SAT word problems scare you? Me too! Especially once they start talking about distance, work rates, trains leaving stations, etc. Sometimes the SAT likes to throw a particularly challenging word problem towards the end of a section, and this type of question can often involve a concept called “average speed.” Well, I know what “average” means, so this should be easy, right? Unfortunately, “average speed” has nothing to do with the mathematical average, or the mean. This is the formula to know: Average Speed = Total Distance / Total Time.
If you simply try to apply the “average” formula (take the mean) in these questions, you’ll get them wrong! Let’s say we see a question that goes something like this:
#1. Suzi drove 20 miles to the grocery store going 10 mph. Then she drove 24 miles to the movies to see Skyfall with a friend but only went 8 mph due to heavy traffic. What was her average speed for the whole trip?
A student who forgets that “average speed” is different from the “average” will probably try to solve by adding the speeds and dividing by 2. 10 + 8 / 2 = 18/2 = 9.
The savvy student plugs in the “average speed” formula. Total distance = 20 + 24 = 44. Total time = 2 hours + 3 hours = 5. The distance divided by the time = 44/5 = 8.8.
The correct answer is (B).
But how did we know the time? Because of the “DIRT” formula: Distance = Rate x Time. If Suzi drives 20 miles going 10mph, it will take her 2 hours to complete that distance. If she drives 24 miles going 8mph, it will take her 3 hours to complete that distance. The total drive time, therefore, is 5 hours. The “average speed” is a weighted average.
Another way students sometimes miss this type of question is taking the Total Rate instead of the Total Time. Don’t ever add the rates! After all, 44/18 = 2.44, which would be a pretty slow speed to drive! The correct answer will make sense in the “real world” too! It makes sense that the average speed for this question would be somewhere between 8mph and 10mph. A little logic can help you quickly eliminate “obviously wrong” answer choices, even if you don’t have time to do the math!

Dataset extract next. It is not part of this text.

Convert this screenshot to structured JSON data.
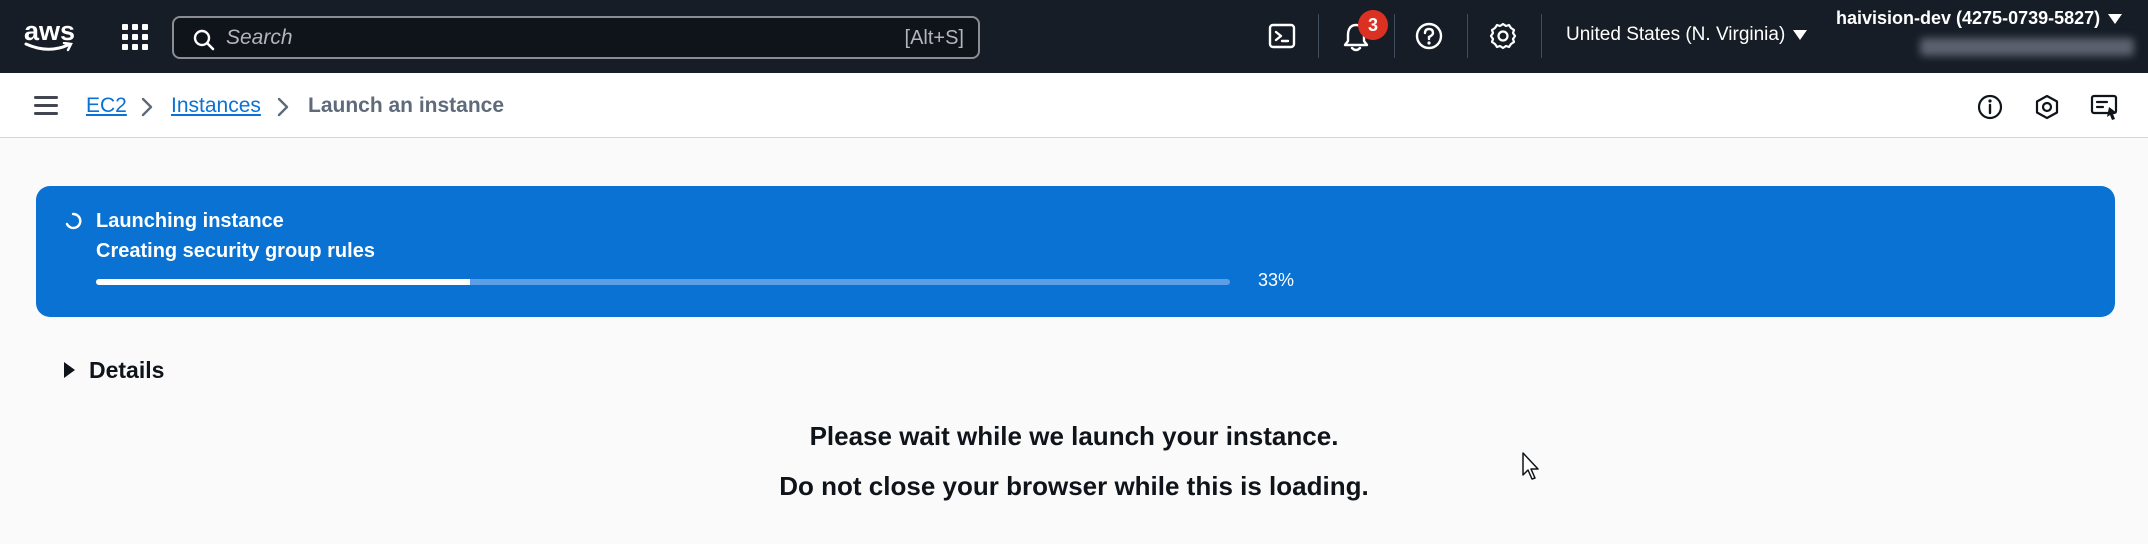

Finally, remember to use the order of difficulty to your advantage within each SAT Math section. Do all of the easier-level questions first, and save the most challenging ones for later. Sometimes using unconventional methods can help you score higher on SAT Math. If work and rate questions intimidate you, circle them and come back once you’ve had a look at the other “harder” end-of-section questions!